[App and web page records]
-------------------------

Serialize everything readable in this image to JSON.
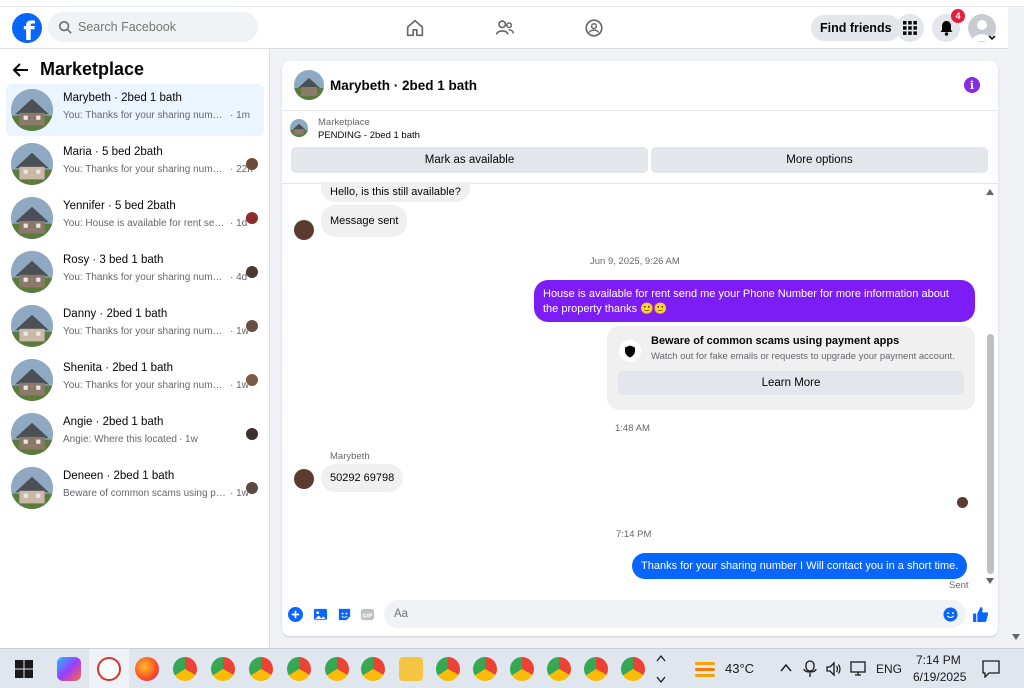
{
  "topbar": {
    "search_placeholder": "Search Facebook",
    "find_friends": "Find friends",
    "notification_count": "4"
  },
  "sidebar": {
    "title": "Marketplace",
    "conversations": [
      {
        "name": "Marybeth · 2bed 1 bath",
        "snippet": "You: Thanks for your sharing number I Will contact you in a short time.",
        "time": "· 1m",
        "active": true
      },
      {
        "name": "Maria · 5 bed 2bath",
        "snippet": "You: Thanks for your sharing number I Will contact you",
        "time": "· 22h"
      },
      {
        "name": "Yennifer · 5 bed 2bath",
        "snippet": "You: House is available for rent send me",
        "time": "· 1d"
      },
      {
        "name": "Rosy · 3 bed 1 bath",
        "snippet": "You: Thanks for your sharing number I Will",
        "time": "· 4d"
      },
      {
        "name": "Danny · 2bed 1 bath",
        "snippet": "You: Thanks for your sharing number I Will",
        "time": "· 1w"
      },
      {
        "name": "Shenita · 2bed 1 bath",
        "snippet": "You: Thanks for your sharing number I Will",
        "time": "· 1w"
      },
      {
        "name": "Angie · 2bed 1 bath",
        "snippet": "Angie: Where this located",
        "time": "· 1w"
      },
      {
        "name": "Deneen · 2bed 1 bath",
        "snippet": "Beware of common scams using payment apps",
        "time": "· 1w"
      }
    ]
  },
  "chat": {
    "title": "Marybeth · 2bed 1 bath",
    "marketplace_label": "Marketplace",
    "listing_status": "PENDING - 2bed 1 bath",
    "mark_available": "Mark as available",
    "more_options": "More options",
    "messages": {
      "m1": "Hello, is this still available?",
      "m2": "Message sent",
      "ts1": "Jun 9, 2025, 9:26 AM",
      "m3_line1": "House is available for rent send me your Phone Number for more information about",
      "m3_line2": "the property thanks 🙂🙂",
      "scam_title": "Beware of common scams using payment apps",
      "scam_sub": "Watch out for fake emails or requests to upgrade your payment account.",
      "learn_more": "Learn More",
      "ts2": "1:48 AM",
      "sender": "Marybeth",
      "m4": "50292 69798",
      "ts3": "7:14 PM",
      "m5": "Thanks for your sharing number I Will contact you in a short time.",
      "sent": "Sent"
    },
    "composer_placeholder": "Aa"
  },
  "taskbar": {
    "weather": "43°C",
    "lang": "ENG",
    "time": "7:14 PM",
    "date": "6/19/2025"
  },
  "colors": {
    "facebook_blue": "#0866ff",
    "purple_bubble": "#7c1df5",
    "notification_red": "#e41e3f"
  }
}
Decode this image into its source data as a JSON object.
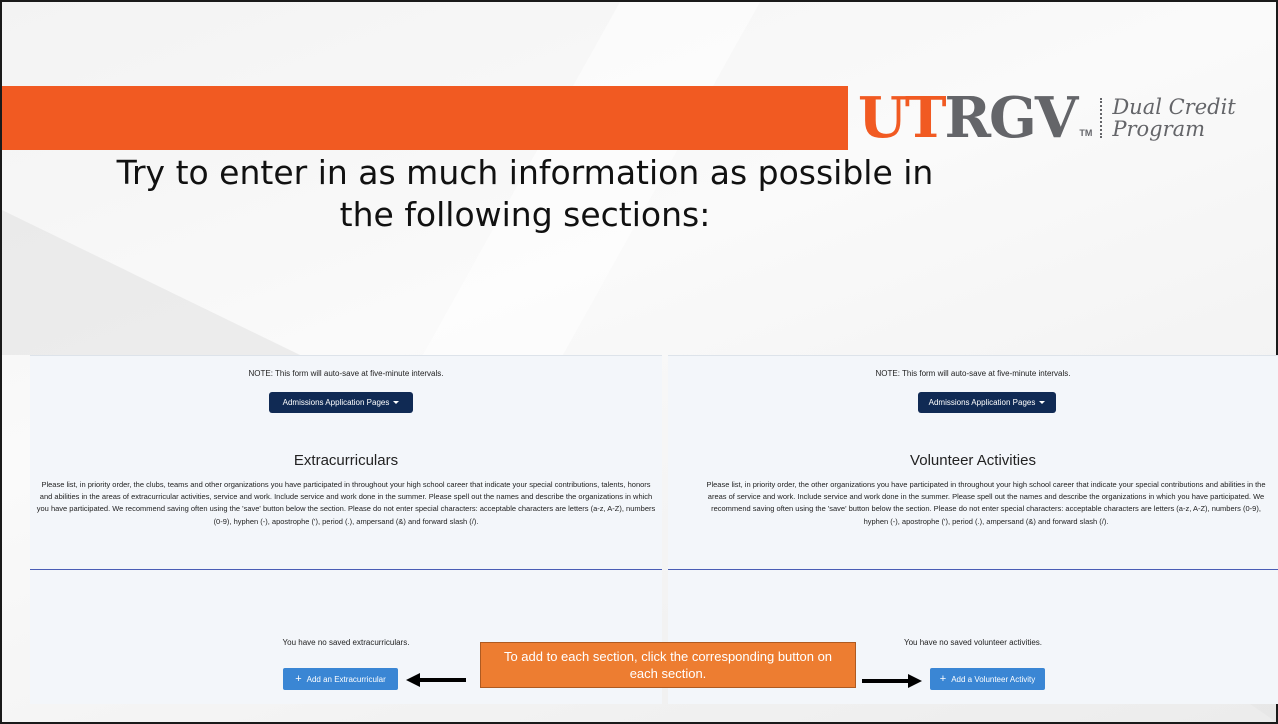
{
  "branding": {
    "logo_ut": "UT",
    "logo_rgv": "RGV",
    "logo_tm": "TM",
    "program_line1": "Dual Credit",
    "program_line2": "Program"
  },
  "slide": {
    "title": "Try to enter in as much information as possible in the following sections:"
  },
  "left_panel": {
    "note": "NOTE: This form will auto-save at five-minute intervals.",
    "pages_button": "Admissions Application Pages",
    "section_title": "Extracurriculars",
    "description": "Please list, in priority order, the clubs, teams and other organizations you have participated in throughout your high school career that indicate your special contributions, talents, honors and abilities in the areas of extracurricular activities, service and work. Include service and work done in the summer. Please spell out the names and describe the organizations in which you have participated. We recommend saving often using the 'save' button below the section. Please do not enter special characters: acceptable characters are letters (a-z, A-Z), numbers (0-9), hyphen (-), apostrophe ('), period (.), ampersand (&) and forward slash (/).",
    "empty_message": "You have no saved extracurriculars.",
    "add_button": "Add an Extracurricular"
  },
  "right_panel": {
    "note": "NOTE: This form will auto-save at five-minute intervals.",
    "pages_button": "Admissions Application Pages",
    "section_title": "Volunteer Activities",
    "description": "Please list, in priority order, the other organizations you have participated in throughout your high school career that indicate your special contributions and abilities in the areas of service and work. Include service and work done in the summer. Please spell out the names and describe the organizations in which you have participated. We recommend saving often using the 'save' button below the section. Please do not enter special characters: acceptable characters are letters (a-z, A-Z), numbers (0-9), hyphen (-), apostrophe ('), period (.), ampersand (&) and forward slash (/).",
    "empty_message": "You have no saved volunteer activities.",
    "add_button": "Add a Volunteer Activity"
  },
  "callout": {
    "text": "To add to each section, click the corresponding button on each section."
  },
  "colors": {
    "brand_orange": "#f15a22",
    "brand_gray": "#646569",
    "nav_button": "#102a54",
    "add_button": "#3a86d4",
    "callout": "#ed7d31"
  }
}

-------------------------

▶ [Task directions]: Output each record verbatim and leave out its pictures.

▶ [Finished task]:
Serialize everything readable in this image to JSON.
{
  "topbar": {
    "search_placeholder": "Search Facebook",
    "find_friends": "Find friends",
    "notification_count": "4"
  },
  "sidebar": {
    "title": "Marketplace",
    "conversations": [
      {
        "name": "Marybeth · 2bed 1 bath",
        "snippet": "You: Thanks for your sharing number I Will contact you in a short time.",
        "time": "· 1m",
        "active": true
      },
      {
        "name": "Maria · 5 bed 2bath",
        "snippet": "You: Thanks for your sharing number I Will contact you",
        "time": "· 22h"
      },
      {
        "name": "Yennifer · 5 bed 2bath",
        "snippet": "You: House is available for rent send me",
        "time": "· 1d"
      },
      {
        "name": "Rosy · 3 bed 1 bath",
        "snippet": "You: Thanks for your sharing number I Will",
        "time": "· 4d"
      },
      {
        "name": "Danny · 2bed 1 bath",
        "snippet": "You: Thanks for your sharing number I Will",
        "time": "· 1w"
      },
      {
        "name": "Shenita · 2bed 1 bath",
        "snippet": "You: Thanks for your sharing number I Will",
        "time": "· 1w"
      },
      {
        "name": "Angie · 2bed 1 bath",
        "snippet": "Angie: Where this located",
        "time": "· 1w"
      },
      {
        "name": "Deneen · 2bed 1 bath",
        "snippet": "Beware of common scams using payment apps",
        "time": "· 1w"
      }
    ]
  },
  "chat": {
    "title": "Marybeth · 2bed 1 bath",
    "marketplace_label": "Marketplace",
    "listing_status": "PENDING - 2bed 1 bath",
    "mark_available": "Mark as available",
    "more_options": "More options",
    "messages": {
      "m1": "Hello, is this still available?",
      "m2": "Message sent",
      "ts1": "Jun 9, 2025, 9:26 AM",
      "m3_line1": "House is available for rent send me your Phone Number for more information about",
      "m3_line2": "the property thanks 🙂🙂",
      "scam_title": "Beware of common scams using payment apps",
      "scam_sub": "Watch out for fake emails or requests to upgrade your payment account.",
      "learn_more": "Learn More",
      "ts2": "1:48 AM",
      "sender": "Marybeth",
      "m4": "50292 69798",
      "ts3": "7:14 PM",
      "m5": "Thanks for your sharing number I Will contact you in a short time.",
      "sent": "Sent"
    },
    "composer_placeholder": "Aa"
  },
  "taskbar": {
    "weather": "43°C",
    "lang": "ENG",
    "time": "7:14 PM",
    "date": "6/19/2025"
  },
  "colors": {
    "facebook_blue": "#0866ff",
    "purple_bubble": "#7c1df5",
    "notification_red": "#e41e3f"
  }
}
Decode this image into its source data as a JSON object.
{
  "branding": {
    "logo_ut": "UT",
    "logo_rgv": "RGV",
    "logo_tm": "TM",
    "program_line1": "Dual Credit",
    "program_line2": "Program"
  },
  "slide": {
    "title": "Try to enter in as much information as possible in the following sections:"
  },
  "left_panel": {
    "note": "NOTE: This form will auto-save at five-minute intervals.",
    "pages_button": "Admissions Application Pages",
    "section_title": "Extracurriculars",
    "description": "Please list, in priority order, the clubs, teams and other organizations you have participated in throughout your high school career that indicate your special contributions, talents, honors and abilities in the areas of extracurricular activities, service and work. Include service and work done in the summer. Please spell out the names and describe the organizations in which you have participated. We recommend saving often using the 'save' button below the section. Please do not enter special characters: acceptable characters are letters (a-z, A-Z), numbers (0-9), hyphen (-), apostrophe ('), period (.), ampersand (&) and forward slash (/).",
    "empty_message": "You have no saved extracurriculars.",
    "add_button": "Add an Extracurricular"
  },
  "right_panel": {
    "note": "NOTE: This form will auto-save at five-minute intervals.",
    "pages_button": "Admissions Application Pages",
    "section_title": "Volunteer Activities",
    "description": "Please list, in priority order, the other organizations you have participated in throughout your high school career that indicate your special contributions and abilities in the areas of service and work. Include service and work done in the summer. Please spell out the names and describe the organizations in which you have participated. We recommend saving often using the 'save' button below the section. Please do not enter special characters: acceptable characters are letters (a-z, A-Z), numbers (0-9), hyphen (-), apostrophe ('), period (.), ampersand (&) and forward slash (/).",
    "empty_message": "You have no saved volunteer activities.",
    "add_button": "Add a Volunteer Activity"
  },
  "callout": {
    "text": "To add to each section, click the corresponding button on each section."
  },
  "colors": {
    "brand_orange": "#f15a22",
    "brand_gray": "#646569",
    "nav_button": "#102a54",
    "add_button": "#3a86d4",
    "callout": "#ed7d31"
  }
}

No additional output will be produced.